● **Brief**
Your output should consist of every record, copied exactly.
*** Opening Source data ***
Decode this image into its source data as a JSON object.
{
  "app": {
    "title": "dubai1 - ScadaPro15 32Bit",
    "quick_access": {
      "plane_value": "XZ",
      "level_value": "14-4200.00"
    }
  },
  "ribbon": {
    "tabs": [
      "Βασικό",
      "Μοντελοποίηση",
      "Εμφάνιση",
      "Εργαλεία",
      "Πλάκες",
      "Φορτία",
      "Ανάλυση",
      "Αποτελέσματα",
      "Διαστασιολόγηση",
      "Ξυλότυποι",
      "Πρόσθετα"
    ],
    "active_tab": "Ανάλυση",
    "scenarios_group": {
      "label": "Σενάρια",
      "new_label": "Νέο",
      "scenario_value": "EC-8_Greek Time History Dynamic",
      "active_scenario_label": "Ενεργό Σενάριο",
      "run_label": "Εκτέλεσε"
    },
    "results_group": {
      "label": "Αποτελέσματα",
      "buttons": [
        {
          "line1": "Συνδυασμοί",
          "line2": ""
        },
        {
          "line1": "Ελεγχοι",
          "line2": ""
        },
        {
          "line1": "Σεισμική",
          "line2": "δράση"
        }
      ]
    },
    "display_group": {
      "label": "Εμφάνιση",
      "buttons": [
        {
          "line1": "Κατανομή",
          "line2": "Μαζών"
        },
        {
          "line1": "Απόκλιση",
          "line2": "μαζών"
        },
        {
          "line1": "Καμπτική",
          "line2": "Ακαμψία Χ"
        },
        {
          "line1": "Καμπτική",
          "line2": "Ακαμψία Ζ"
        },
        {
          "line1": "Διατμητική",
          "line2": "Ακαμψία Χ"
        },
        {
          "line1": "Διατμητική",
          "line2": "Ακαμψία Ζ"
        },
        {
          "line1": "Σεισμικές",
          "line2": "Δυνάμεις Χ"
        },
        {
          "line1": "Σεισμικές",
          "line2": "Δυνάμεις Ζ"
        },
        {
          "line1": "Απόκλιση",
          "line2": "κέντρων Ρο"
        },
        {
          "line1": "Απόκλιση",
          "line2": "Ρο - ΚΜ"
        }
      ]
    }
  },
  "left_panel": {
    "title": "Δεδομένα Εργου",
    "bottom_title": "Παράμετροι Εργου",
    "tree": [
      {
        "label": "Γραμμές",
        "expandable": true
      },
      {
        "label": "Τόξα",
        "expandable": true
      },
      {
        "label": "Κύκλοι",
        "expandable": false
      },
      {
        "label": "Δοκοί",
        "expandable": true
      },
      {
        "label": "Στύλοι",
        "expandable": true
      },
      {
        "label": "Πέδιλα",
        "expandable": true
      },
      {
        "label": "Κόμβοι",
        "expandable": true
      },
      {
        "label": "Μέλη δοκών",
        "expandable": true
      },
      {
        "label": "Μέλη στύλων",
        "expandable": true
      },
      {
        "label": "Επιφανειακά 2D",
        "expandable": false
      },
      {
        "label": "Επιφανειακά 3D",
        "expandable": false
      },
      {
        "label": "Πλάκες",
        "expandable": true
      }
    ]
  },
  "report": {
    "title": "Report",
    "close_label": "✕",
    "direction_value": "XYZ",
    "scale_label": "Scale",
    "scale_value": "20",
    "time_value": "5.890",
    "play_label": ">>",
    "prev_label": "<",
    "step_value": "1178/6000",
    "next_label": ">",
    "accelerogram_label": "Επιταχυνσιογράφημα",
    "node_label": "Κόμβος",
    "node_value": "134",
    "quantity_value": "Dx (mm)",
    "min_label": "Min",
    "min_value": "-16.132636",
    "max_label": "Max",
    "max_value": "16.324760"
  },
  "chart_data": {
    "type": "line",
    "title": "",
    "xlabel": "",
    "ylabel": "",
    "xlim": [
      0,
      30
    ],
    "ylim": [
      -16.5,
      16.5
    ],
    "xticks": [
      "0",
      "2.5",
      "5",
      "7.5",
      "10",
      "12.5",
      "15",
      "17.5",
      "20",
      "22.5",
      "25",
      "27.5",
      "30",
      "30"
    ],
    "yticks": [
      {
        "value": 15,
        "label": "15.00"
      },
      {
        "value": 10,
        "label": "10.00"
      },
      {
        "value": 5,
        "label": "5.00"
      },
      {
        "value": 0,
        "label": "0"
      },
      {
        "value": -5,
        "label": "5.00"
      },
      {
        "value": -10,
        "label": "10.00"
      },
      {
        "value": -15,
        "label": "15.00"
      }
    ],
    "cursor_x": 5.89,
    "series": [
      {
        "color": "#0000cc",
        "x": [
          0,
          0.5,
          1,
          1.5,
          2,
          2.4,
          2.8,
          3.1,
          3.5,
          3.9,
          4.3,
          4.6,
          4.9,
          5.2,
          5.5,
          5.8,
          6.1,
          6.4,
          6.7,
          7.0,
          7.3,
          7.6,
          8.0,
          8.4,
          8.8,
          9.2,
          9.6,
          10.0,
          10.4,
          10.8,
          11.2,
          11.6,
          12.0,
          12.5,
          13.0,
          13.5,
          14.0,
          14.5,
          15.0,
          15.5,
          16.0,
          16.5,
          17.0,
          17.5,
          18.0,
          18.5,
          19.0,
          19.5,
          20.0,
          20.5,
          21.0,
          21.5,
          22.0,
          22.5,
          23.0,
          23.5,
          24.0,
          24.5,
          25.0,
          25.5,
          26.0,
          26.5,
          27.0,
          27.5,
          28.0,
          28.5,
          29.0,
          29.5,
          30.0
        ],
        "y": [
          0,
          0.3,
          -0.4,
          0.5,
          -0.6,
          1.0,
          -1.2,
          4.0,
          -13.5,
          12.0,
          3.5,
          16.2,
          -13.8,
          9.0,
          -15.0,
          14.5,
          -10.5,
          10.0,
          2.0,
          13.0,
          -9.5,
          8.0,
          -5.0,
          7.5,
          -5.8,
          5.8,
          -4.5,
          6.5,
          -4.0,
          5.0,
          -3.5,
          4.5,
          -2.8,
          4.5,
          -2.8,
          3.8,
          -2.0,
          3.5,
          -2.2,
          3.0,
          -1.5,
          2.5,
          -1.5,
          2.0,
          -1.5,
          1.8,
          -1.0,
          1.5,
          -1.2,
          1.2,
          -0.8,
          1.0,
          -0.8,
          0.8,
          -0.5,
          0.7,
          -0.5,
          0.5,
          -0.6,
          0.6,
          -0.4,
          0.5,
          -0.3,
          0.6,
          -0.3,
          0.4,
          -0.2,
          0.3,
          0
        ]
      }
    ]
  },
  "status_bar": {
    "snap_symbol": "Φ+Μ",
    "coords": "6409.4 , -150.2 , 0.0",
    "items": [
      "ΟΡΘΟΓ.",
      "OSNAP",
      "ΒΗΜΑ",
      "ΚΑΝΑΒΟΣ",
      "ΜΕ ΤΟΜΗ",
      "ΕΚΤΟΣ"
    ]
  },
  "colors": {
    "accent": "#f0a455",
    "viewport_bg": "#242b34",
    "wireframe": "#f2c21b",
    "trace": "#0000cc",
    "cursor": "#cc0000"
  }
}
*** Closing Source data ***
● **Task output**
Decode this image into its source data as a JSON object.
{
  "app": {
    "title": "dubai1 - ScadaPro15 32Bit",
    "quick_access": {
      "plane_value": "XZ",
      "level_value": "14-4200.00"
    }
  },
  "ribbon": {
    "tabs": [
      "Βασικό",
      "Μοντελοποίηση",
      "Εμφάνιση",
      "Εργαλεία",
      "Πλάκες",
      "Φορτία",
      "Ανάλυση",
      "Αποτελέσματα",
      "Διαστασιολόγηση",
      "Ξυλότυποι",
      "Πρόσθετα"
    ],
    "active_tab": "Ανάλυση",
    "scenarios_group": {
      "label": "Σενάρια",
      "new_label": "Νέο",
      "scenario_value": "EC-8_Greek Time History Dynamic",
      "active_scenario_label": "Ενεργό Σενάριο",
      "run_label": "Εκτέλεσε"
    },
    "results_group": {
      "label": "Αποτελέσματα",
      "buttons": [
        {
          "line1": "Συνδυασμοί",
          "line2": ""
        },
        {
          "line1": "Ελεγχοι",
          "line2": ""
        },
        {
          "line1": "Σεισμική",
          "line2": "δράση"
        }
      ]
    },
    "display_group": {
      "label": "Εμφάνιση",
      "buttons": [
        {
          "line1": "Κατανομή",
          "line2": "Μαζών"
        },
        {
          "line1": "Απόκλιση",
          "line2": "μαζών"
        },
        {
          "line1": "Καμπτική",
          "line2": "Ακαμψία Χ"
        },
        {
          "line1": "Καμπτική",
          "line2": "Ακαμψία Ζ"
        },
        {
          "line1": "Διατμητική",
          "line2": "Ακαμψία Χ"
        },
        {
          "line1": "Διατμητική",
          "line2": "Ακαμψία Ζ"
        },
        {
          "line1": "Σεισμικές",
          "line2": "Δυνάμεις Χ"
        },
        {
          "line1": "Σεισμικές",
          "line2": "Δυνάμεις Ζ"
        },
        {
          "line1": "Απόκλιση",
          "line2": "κέντρων Ρο"
        },
        {
          "line1": "Απόκλιση",
          "line2": "Ρο - ΚΜ"
        }
      ]
    }
  },
  "left_panel": {
    "title": "Δεδομένα Εργου",
    "bottom_title": "Παράμετροι Εργου",
    "tree": [
      {
        "label": "Γραμμές",
        "expandable": true
      },
      {
        "label": "Τόξα",
        "expandable": true
      },
      {
        "label": "Κύκλοι",
        "expandable": false
      },
      {
        "label": "Δοκοί",
        "expandable": true
      },
      {
        "label": "Στύλοι",
        "expandable": true
      },
      {
        "label": "Πέδιλα",
        "expandable": true
      },
      {
        "label": "Κόμβοι",
        "expandable": true
      },
      {
        "label": "Μέλη δοκών",
        "expandable": true
      },
      {
        "label": "Μέλη στύλων",
        "expandable": true
      },
      {
        "label": "Επιφανειακά 2D",
        "expandable": false
      },
      {
        "label": "Επιφανειακά 3D",
        "expandable": false
      },
      {
        "label": "Πλάκες",
        "expandable": true
      }
    ]
  },
  "report": {
    "title": "Report",
    "close_label": "✕",
    "direction_value": "XYZ",
    "scale_label": "Scale",
    "scale_value": "20",
    "time_value": "5.890",
    "play_label": ">>",
    "prev_label": "<",
    "step_value": "1178/6000",
    "next_label": ">",
    "accelerogram_label": "Επιταχυνσιογράφημα",
    "node_label": "Κόμβος",
    "node_value": "134",
    "quantity_value": "Dx (mm)",
    "min_label": "Min",
    "min_value": "-16.132636",
    "max_label": "Max",
    "max_value": "16.324760"
  },
  "chart_data": {
    "type": "line",
    "title": "",
    "xlabel": "",
    "ylabel": "",
    "xlim": [
      0,
      30
    ],
    "ylim": [
      -16.5,
      16.5
    ],
    "xticks": [
      "0",
      "2.5",
      "5",
      "7.5",
      "10",
      "12.5",
      "15",
      "17.5",
      "20",
      "22.5",
      "25",
      "27.5",
      "30",
      "30"
    ],
    "yticks": [
      {
        "value": 15,
        "label": "15.00"
      },
      {
        "value": 10,
        "label": "10.00"
      },
      {
        "value": 5,
        "label": "5.00"
      },
      {
        "value": 0,
        "label": "0"
      },
      {
        "value": -5,
        "label": "5.00"
      },
      {
        "value": -10,
        "label": "10.00"
      },
      {
        "value": -15,
        "label": "15.00"
      }
    ],
    "cursor_x": 5.89,
    "series": [
      {
        "color": "#0000cc",
        "x": [
          0,
          0.5,
          1,
          1.5,
          2,
          2.4,
          2.8,
          3.1,
          3.5,
          3.9,
          4.3,
          4.6,
          4.9,
          5.2,
          5.5,
          5.8,
          6.1,
          6.4,
          6.7,
          7.0,
          7.3,
          7.6,
          8.0,
          8.4,
          8.8,
          9.2,
          9.6,
          10.0,
          10.4,
          10.8,
          11.2,
          11.6,
          12.0,
          12.5,
          13.0,
          13.5,
          14.0,
          14.5,
          15.0,
          15.5,
          16.0,
          16.5,
          17.0,
          17.5,
          18.0,
          18.5,
          19.0,
          19.5,
          20.0,
          20.5,
          21.0,
          21.5,
          22.0,
          22.5,
          23.0,
          23.5,
          24.0,
          24.5,
          25.0,
          25.5,
          26.0,
          26.5,
          27.0,
          27.5,
          28.0,
          28.5,
          29.0,
          29.5,
          30.0
        ],
        "y": [
          0,
          0.3,
          -0.4,
          0.5,
          -0.6,
          1.0,
          -1.2,
          4.0,
          -13.5,
          12.0,
          3.5,
          16.2,
          -13.8,
          9.0,
          -15.0,
          14.5,
          -10.5,
          10.0,
          2.0,
          13.0,
          -9.5,
          8.0,
          -5.0,
          7.5,
          -5.8,
          5.8,
          -4.5,
          6.5,
          -4.0,
          5.0,
          -3.5,
          4.5,
          -2.8,
          4.5,
          -2.8,
          3.8,
          -2.0,
          3.5,
          -2.2,
          3.0,
          -1.5,
          2.5,
          -1.5,
          2.0,
          -1.5,
          1.8,
          -1.0,
          1.5,
          -1.2,
          1.2,
          -0.8,
          1.0,
          -0.8,
          0.8,
          -0.5,
          0.7,
          -0.5,
          0.5,
          -0.6,
          0.6,
          -0.4,
          0.5,
          -0.3,
          0.6,
          -0.3,
          0.4,
          -0.2,
          0.3,
          0
        ]
      }
    ]
  },
  "status_bar": {
    "snap_symbol": "Φ+Μ",
    "coords": "6409.4 , -150.2 , 0.0",
    "items": [
      "ΟΡΘΟΓ.",
      "OSNAP",
      "ΒΗΜΑ",
      "ΚΑΝΑΒΟΣ",
      "ΜΕ ΤΟΜΗ",
      "ΕΚΤΟΣ"
    ]
  },
  "colors": {
    "accent": "#f0a455",
    "viewport_bg": "#242b34",
    "wireframe": "#f2c21b",
    "trace": "#0000cc",
    "cursor": "#cc0000"
  }
}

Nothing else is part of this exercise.